## [PROBLEM STATEMENT]
Search the records below for the word "JSON". Copy each line where it occurs.

▬▬▬

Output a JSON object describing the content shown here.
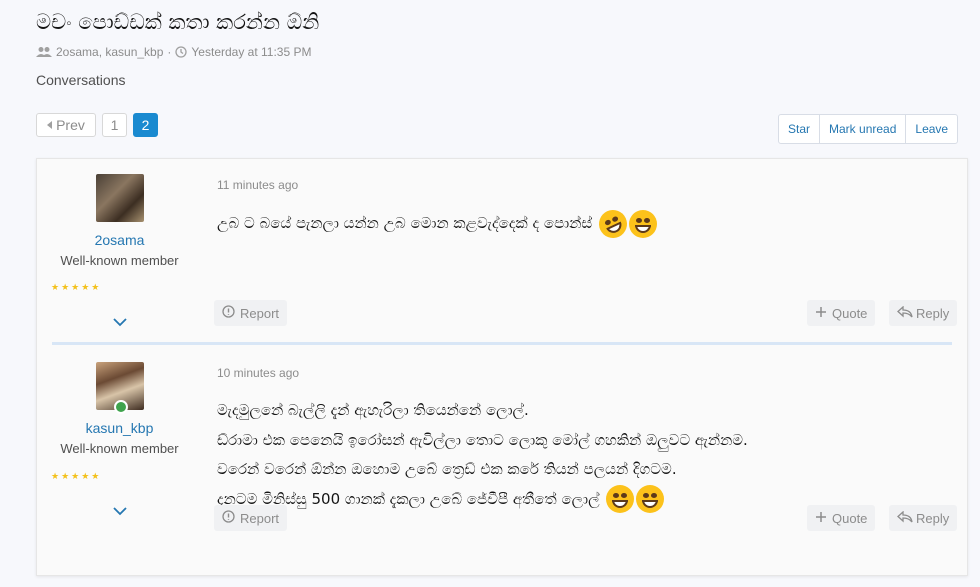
{
  "thread": {
    "title": "මචං පොඩ්ඩක් කතා කරන්න ඕනි",
    "participants": "2osama, kasun_kbp",
    "separator": "·",
    "time": "Yesterday at 11:35 PM",
    "breadcrumb": "Conversations"
  },
  "pagination": {
    "prev_label": "Prev",
    "pages": [
      "1",
      "2"
    ],
    "current": "2"
  },
  "actions": {
    "star": "Star",
    "mark_unread": "Mark unread",
    "leave": "Leave"
  },
  "messages": [
    {
      "username": "2osama",
      "role": "Well-known member",
      "stars": "★★★★★",
      "time": "11 minutes ago",
      "lines": [
        "උබ ට බයේ පැනලා යන්න උබ මොන කළවැද්දෙක් ද පොන්ස්"
      ],
      "report_label": "Report",
      "quote_label": "Quote",
      "reply_label": "Reply"
    },
    {
      "username": "kasun_kbp",
      "role": "Well-known member",
      "stars": "★★★★★",
      "time": "10 minutes ago",
      "lines": [
        "මැදමුලනේ බැල්ලි දැන් ඇහැරිලා තියෙන්නේ ලොල්.",
        "ඩ්රාමා එක පෙනෙයි ඉරෝසන් ඇවිල්ලා තොට ලොකු මෝල් ගහකින් ඔලුවට ඇන්නම.",
        "වරෙන් වරෙන් ඕන්න ඔහොම උබේ ත්‍රෙඩ් එක කරේ තියන් පලයන් දිගටම.",
        "දැනටම මිනිස්සු 500 ගානක් දැකලා උබේ ජේවීපී අතීතේ ලොල්"
      ],
      "report_label": "Report",
      "quote_label": "Quote",
      "reply_label": "Reply"
    }
  ],
  "colors": {
    "link": "#2577b1",
    "accent": "#1a8ad0",
    "stars": "#f3c11c",
    "online": "#3fa34d"
  }
}
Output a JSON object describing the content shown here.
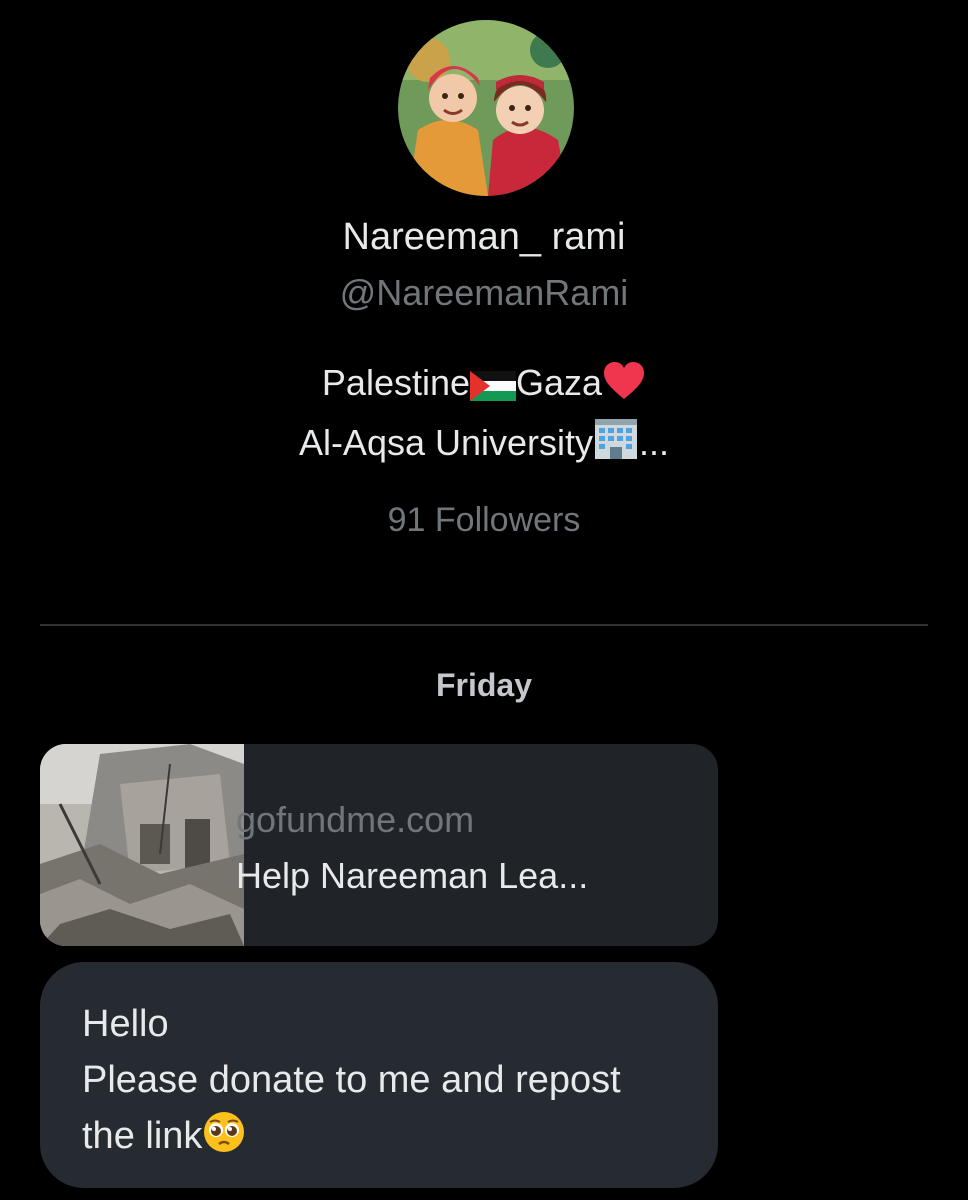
{
  "profile": {
    "display_name": "Nareeman_ rami",
    "handle": "@NareemanRami",
    "bio_line1_a": "Palestine",
    "bio_line1_b": "Gaza",
    "bio_line2": "Al-Aqsa University",
    "bio_line2_ellipsis": "...",
    "followers_text": "91 Followers",
    "icons": [
      "palestine-flag-emoji",
      "red-heart-emoji",
      "office-building-emoji"
    ]
  },
  "conversation": {
    "day_label": "Friday",
    "link_card": {
      "domain": "gofundme.com",
      "title": "Help Nareeman Lea..."
    },
    "message": {
      "line1": "Hello",
      "line2": "Please donate to me and repost",
      "line3": "the link",
      "emoji": "pleading-face-emoji"
    }
  },
  "colors": {
    "background": "#000000",
    "primary_text": "#e7e9ea",
    "secondary_text": "#71767b",
    "bubble": "#252b31",
    "card": "#202327"
  }
}
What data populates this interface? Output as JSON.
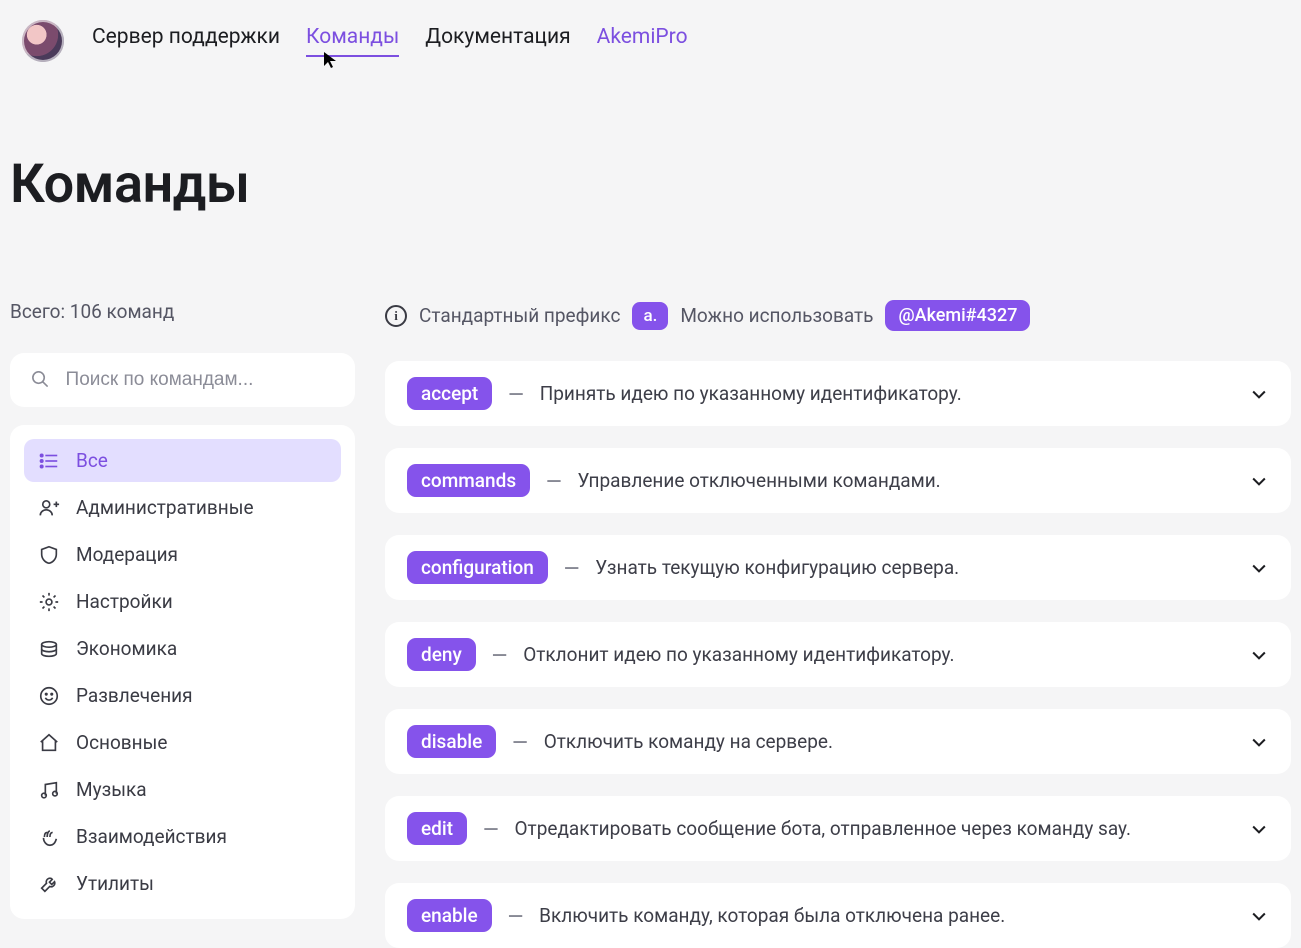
{
  "nav": {
    "items": [
      {
        "label": "Сервер поддержки",
        "active": false,
        "premium": false
      },
      {
        "label": "Команды",
        "active": true,
        "premium": false
      },
      {
        "label": "Документация",
        "active": false,
        "premium": false
      },
      {
        "label": "AkemiPro",
        "active": false,
        "premium": true
      }
    ]
  },
  "page": {
    "title": "Команды",
    "total_label": "Всего: 106 команд"
  },
  "info": {
    "prefix_label": "Стандартный префикс",
    "prefix_value": "a.",
    "can_use_label": "Можно использовать",
    "mention_tag": "@Akemi#4327"
  },
  "search": {
    "placeholder": "Поиск по командам..."
  },
  "sidebar": {
    "items": [
      {
        "icon": "list",
        "label": "Все",
        "active": true
      },
      {
        "icon": "admin",
        "label": "Административные",
        "active": false
      },
      {
        "icon": "shield",
        "label": "Модерация",
        "active": false
      },
      {
        "icon": "gear",
        "label": "Настройки",
        "active": false
      },
      {
        "icon": "economy",
        "label": "Экономика",
        "active": false
      },
      {
        "icon": "smile",
        "label": "Развлечения",
        "active": false
      },
      {
        "icon": "home",
        "label": "Основные",
        "active": false
      },
      {
        "icon": "music",
        "label": "Музыка",
        "active": false
      },
      {
        "icon": "interact",
        "label": "Взаимодействия",
        "active": false
      },
      {
        "icon": "wrench",
        "label": "Утилиты",
        "active": false
      }
    ]
  },
  "commands": [
    {
      "name": "accept",
      "desc": "Принять идею по указанному идентификатору."
    },
    {
      "name": "commands",
      "desc": "Управление отключенными командами."
    },
    {
      "name": "configuration",
      "desc": "Узнать текущую конфигурацию сервера."
    },
    {
      "name": "deny",
      "desc": "Отклонит идею по указанному идентификатору."
    },
    {
      "name": "disable",
      "desc": "Отключить команду на сервере."
    },
    {
      "name": "edit",
      "desc": "Отредактировать сообщение бота, отправленное через команду say."
    },
    {
      "name": "enable",
      "desc": "Включить команду, которая была отключена ранее."
    }
  ],
  "dash": "—"
}
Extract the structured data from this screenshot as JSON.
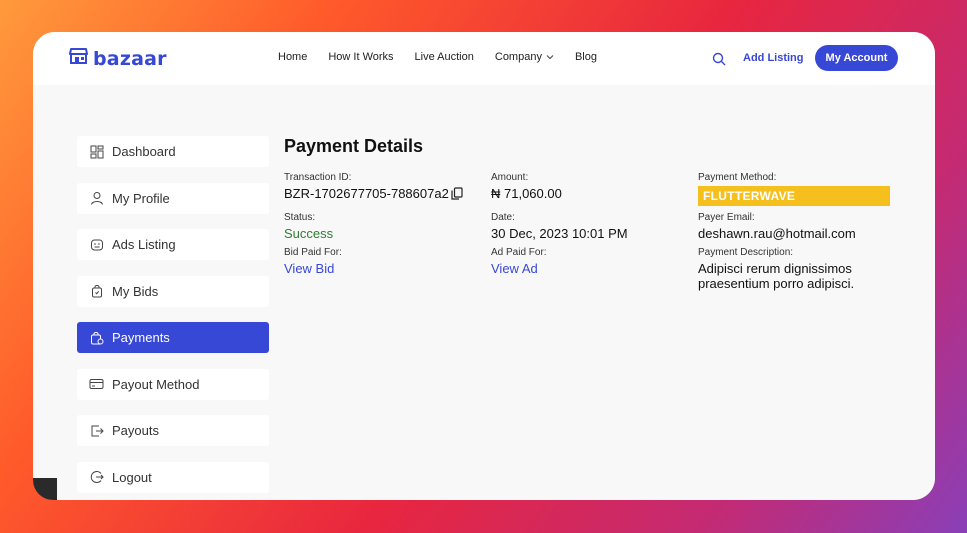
{
  "brand": {
    "name": "bazaar",
    "color": "#3747d6"
  },
  "nav": {
    "links": [
      "Home",
      "How It Works",
      "Live Auction",
      "Company",
      "Blog"
    ],
    "add_listing": "Add Listing",
    "account": "My Account"
  },
  "sidebar": {
    "items": [
      {
        "label": "Dashboard",
        "icon": "dashboard-icon"
      },
      {
        "label": "My Profile",
        "icon": "user-icon"
      },
      {
        "label": "Ads Listing",
        "icon": "ads-icon"
      },
      {
        "label": "My Bids",
        "icon": "bag-icon"
      },
      {
        "label": "Payments",
        "icon": "payments-icon",
        "active": true
      },
      {
        "label": "Payout Method",
        "icon": "card-icon"
      },
      {
        "label": "Payouts",
        "icon": "payout-icon"
      },
      {
        "label": "Logout",
        "icon": "logout-icon"
      }
    ]
  },
  "payment": {
    "title": "Payment Details",
    "transaction_id_label": "Transaction ID:",
    "transaction_id": "BZR-1702677705-788607a2",
    "amount_label": "Amount:",
    "amount": "₦ 71,060.00",
    "method_label": "Payment Method:",
    "method": "FLUTTERWAVE",
    "status_label": "Status:",
    "status": "Success",
    "date_label": "Date:",
    "date": "30 Dec, 2023 10:01 PM",
    "payer_email_label": "Payer Email:",
    "payer_email": "deshawn.rau@hotmail.com",
    "bid_label": "Bid Paid For:",
    "bid_link": "View Bid",
    "ad_label": "Ad Paid For:",
    "ad_link": "View Ad",
    "description_label": "Payment Description:",
    "description_line1": "Adipisci rerum dignissimos",
    "description_line2": "praesentium porro adipisci.",
    "colors": {
      "accent": "#3747d6",
      "success": "#2e7d32",
      "badge": "#f5c01d"
    }
  }
}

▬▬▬

## [ANSWER]
Output a JSON object describing the content shown here.
Output a JSON object describing the content shown here.
What data populates this interface? Output as JSON.
Extract the structured data from this screenshot as JSON.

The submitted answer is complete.